(DATA TO EXAMINE Opens)

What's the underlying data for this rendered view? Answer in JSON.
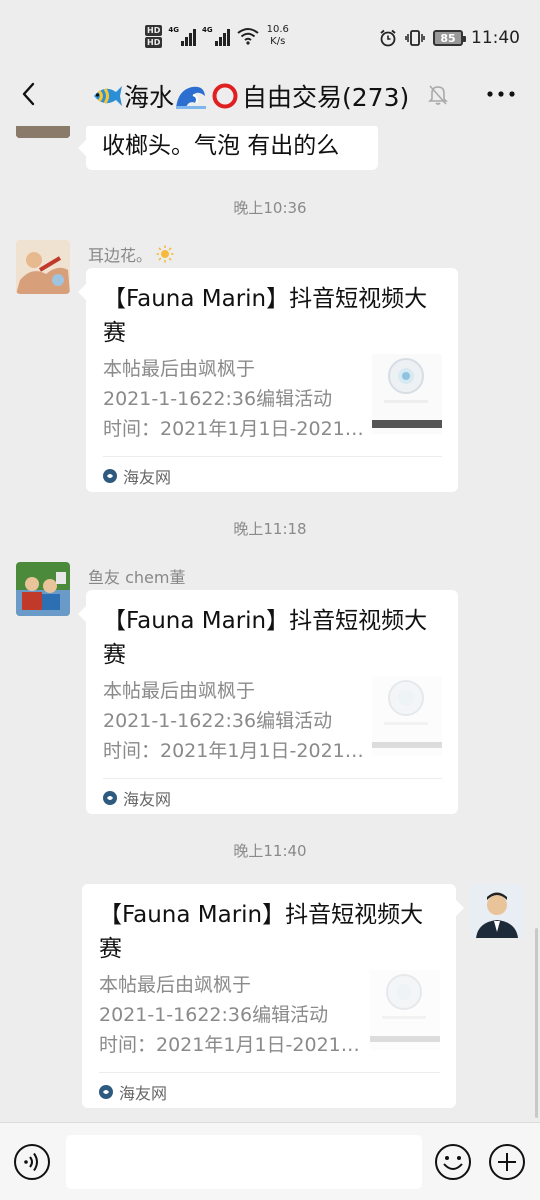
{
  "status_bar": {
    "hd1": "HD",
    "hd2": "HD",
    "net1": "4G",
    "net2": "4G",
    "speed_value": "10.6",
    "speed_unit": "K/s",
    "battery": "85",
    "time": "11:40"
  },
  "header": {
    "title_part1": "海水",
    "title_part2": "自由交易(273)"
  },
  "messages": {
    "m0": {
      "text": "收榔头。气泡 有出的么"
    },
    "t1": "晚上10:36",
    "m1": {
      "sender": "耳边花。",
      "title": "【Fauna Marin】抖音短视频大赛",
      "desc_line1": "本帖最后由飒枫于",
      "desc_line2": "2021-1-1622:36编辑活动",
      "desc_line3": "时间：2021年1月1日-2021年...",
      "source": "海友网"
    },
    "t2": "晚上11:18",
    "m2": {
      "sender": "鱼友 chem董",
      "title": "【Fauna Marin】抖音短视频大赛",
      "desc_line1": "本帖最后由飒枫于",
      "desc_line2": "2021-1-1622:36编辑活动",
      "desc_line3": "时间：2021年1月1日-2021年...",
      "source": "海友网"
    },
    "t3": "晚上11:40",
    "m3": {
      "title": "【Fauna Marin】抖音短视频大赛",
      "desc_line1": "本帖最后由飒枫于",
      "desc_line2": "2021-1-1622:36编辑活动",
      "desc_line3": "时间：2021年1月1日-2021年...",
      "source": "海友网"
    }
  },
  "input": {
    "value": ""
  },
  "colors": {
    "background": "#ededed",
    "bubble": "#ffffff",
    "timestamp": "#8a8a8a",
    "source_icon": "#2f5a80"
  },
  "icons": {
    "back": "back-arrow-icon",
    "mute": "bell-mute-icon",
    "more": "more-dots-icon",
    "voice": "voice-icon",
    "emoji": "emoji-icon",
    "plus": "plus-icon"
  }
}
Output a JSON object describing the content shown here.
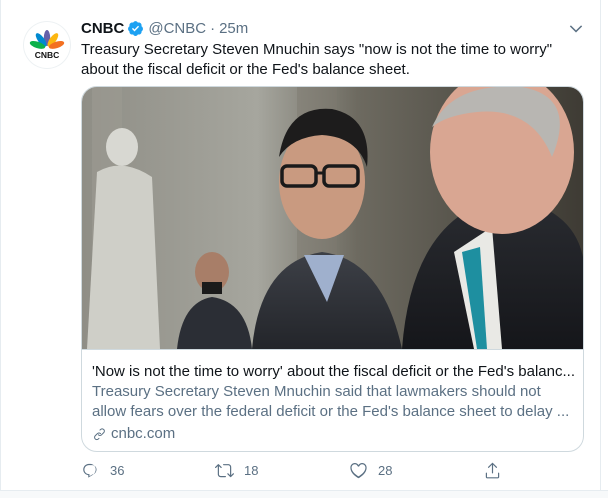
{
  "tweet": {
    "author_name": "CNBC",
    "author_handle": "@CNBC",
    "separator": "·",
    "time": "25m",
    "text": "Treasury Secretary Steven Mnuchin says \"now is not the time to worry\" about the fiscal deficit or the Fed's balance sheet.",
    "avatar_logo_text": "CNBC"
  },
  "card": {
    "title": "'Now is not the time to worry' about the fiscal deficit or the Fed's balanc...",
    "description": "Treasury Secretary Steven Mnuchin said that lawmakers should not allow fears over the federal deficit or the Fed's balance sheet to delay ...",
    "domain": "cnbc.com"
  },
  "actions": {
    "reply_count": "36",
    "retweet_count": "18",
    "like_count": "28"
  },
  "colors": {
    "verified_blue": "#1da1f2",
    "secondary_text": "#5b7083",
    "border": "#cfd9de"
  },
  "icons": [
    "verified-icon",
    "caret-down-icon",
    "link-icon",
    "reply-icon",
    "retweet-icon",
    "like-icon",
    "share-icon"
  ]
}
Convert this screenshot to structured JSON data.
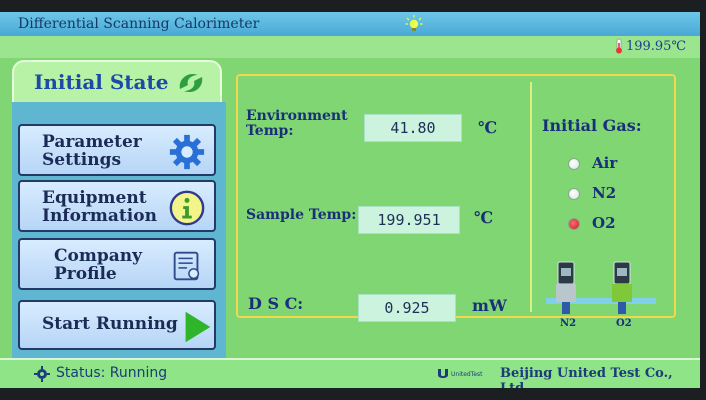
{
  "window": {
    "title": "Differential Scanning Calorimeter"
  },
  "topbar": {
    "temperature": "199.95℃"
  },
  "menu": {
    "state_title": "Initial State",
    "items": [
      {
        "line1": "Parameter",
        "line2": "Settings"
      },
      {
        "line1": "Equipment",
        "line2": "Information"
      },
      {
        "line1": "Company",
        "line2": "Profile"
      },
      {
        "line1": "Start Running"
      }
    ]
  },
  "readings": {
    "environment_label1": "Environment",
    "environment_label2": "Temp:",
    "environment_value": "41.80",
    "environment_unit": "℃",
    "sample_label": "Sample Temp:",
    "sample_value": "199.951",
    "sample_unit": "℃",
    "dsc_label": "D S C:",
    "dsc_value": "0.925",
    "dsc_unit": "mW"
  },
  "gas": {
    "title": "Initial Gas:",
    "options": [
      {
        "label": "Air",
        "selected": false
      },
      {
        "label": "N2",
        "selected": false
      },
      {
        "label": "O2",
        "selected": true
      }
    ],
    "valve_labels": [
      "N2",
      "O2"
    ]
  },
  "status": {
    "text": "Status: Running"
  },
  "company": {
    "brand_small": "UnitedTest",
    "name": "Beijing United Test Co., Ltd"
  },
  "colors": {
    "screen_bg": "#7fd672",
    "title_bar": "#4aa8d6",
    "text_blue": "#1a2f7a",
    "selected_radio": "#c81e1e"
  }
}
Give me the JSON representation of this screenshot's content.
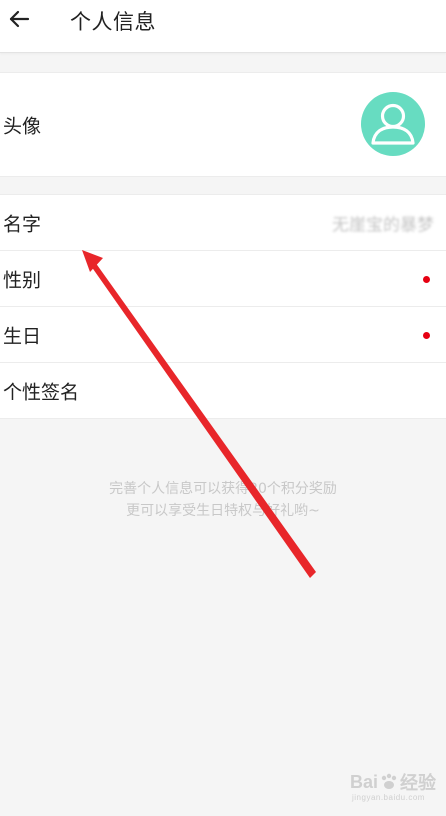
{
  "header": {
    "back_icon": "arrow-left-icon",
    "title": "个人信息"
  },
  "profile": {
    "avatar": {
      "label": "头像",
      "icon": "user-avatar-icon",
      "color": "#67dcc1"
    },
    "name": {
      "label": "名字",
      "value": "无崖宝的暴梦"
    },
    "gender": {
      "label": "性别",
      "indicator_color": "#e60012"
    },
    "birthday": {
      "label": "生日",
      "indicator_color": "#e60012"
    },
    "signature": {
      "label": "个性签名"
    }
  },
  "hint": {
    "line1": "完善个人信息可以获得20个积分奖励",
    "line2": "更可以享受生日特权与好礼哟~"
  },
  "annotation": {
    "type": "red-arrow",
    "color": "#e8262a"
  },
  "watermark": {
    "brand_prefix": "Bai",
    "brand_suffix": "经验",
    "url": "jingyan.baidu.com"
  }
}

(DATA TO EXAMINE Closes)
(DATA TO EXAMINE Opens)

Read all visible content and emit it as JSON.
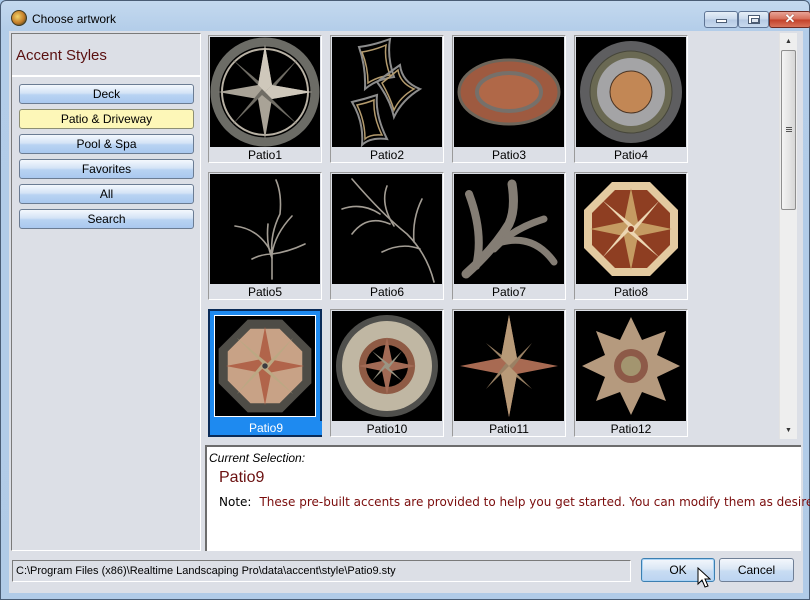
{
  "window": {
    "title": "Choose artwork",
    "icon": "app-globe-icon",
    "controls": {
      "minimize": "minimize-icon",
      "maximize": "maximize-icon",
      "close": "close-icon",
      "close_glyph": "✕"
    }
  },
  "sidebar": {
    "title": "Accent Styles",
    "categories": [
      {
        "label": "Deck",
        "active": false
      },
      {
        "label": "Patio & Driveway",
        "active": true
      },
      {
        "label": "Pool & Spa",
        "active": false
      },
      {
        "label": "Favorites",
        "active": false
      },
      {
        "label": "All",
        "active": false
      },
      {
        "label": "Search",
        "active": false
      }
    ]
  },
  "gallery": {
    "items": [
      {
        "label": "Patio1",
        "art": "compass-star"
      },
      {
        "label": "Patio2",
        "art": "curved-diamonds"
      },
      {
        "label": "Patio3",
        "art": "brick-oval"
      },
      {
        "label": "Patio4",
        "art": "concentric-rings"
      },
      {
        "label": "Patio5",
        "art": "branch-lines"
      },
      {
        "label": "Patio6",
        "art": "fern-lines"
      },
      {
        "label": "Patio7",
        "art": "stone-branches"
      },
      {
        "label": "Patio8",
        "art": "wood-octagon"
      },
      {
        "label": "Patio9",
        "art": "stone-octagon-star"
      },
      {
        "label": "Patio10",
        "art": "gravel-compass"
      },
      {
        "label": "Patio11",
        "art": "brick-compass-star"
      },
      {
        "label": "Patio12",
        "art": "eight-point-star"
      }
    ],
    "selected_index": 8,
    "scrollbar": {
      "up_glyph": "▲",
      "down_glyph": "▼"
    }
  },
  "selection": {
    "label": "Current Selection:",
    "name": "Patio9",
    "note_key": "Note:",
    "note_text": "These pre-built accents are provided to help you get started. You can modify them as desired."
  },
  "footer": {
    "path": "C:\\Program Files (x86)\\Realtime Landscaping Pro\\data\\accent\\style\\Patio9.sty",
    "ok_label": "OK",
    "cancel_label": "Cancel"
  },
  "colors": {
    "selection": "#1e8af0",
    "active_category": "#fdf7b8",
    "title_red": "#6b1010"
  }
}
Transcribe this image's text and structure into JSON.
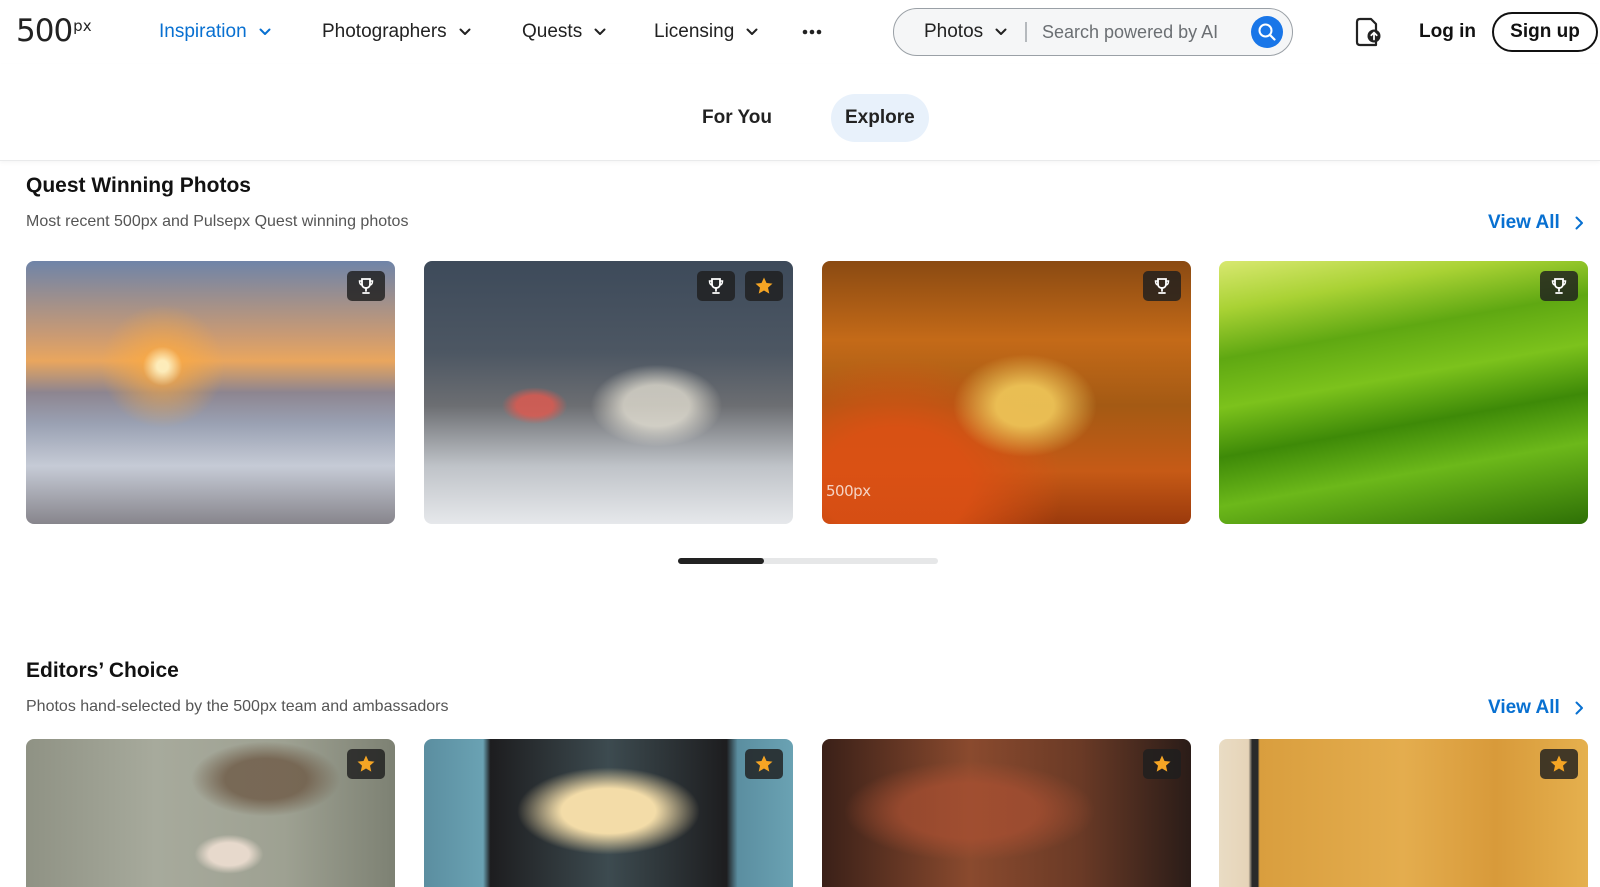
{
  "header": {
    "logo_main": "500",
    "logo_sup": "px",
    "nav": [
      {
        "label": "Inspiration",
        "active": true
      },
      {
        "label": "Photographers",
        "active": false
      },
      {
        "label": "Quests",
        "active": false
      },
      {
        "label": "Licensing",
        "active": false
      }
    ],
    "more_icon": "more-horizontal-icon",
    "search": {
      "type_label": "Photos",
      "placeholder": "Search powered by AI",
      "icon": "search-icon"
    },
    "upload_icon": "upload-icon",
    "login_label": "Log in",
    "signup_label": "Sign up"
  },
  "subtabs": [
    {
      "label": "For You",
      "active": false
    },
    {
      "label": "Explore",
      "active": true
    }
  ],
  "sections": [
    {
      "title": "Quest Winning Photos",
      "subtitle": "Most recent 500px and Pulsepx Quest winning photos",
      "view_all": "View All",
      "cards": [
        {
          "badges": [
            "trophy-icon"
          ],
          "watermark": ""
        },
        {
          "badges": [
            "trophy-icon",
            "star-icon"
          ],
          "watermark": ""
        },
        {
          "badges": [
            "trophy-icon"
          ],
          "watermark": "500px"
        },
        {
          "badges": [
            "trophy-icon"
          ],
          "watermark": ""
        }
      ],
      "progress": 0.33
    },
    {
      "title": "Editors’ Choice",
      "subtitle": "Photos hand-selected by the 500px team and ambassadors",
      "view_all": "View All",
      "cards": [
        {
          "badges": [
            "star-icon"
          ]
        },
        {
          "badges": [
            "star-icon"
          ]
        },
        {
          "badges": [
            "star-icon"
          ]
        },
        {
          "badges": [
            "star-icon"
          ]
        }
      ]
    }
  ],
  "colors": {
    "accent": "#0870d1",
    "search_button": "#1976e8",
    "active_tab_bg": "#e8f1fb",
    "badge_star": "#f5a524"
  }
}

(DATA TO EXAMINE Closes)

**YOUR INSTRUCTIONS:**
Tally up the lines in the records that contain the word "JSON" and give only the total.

**RESULT OF THIS TASK:**
6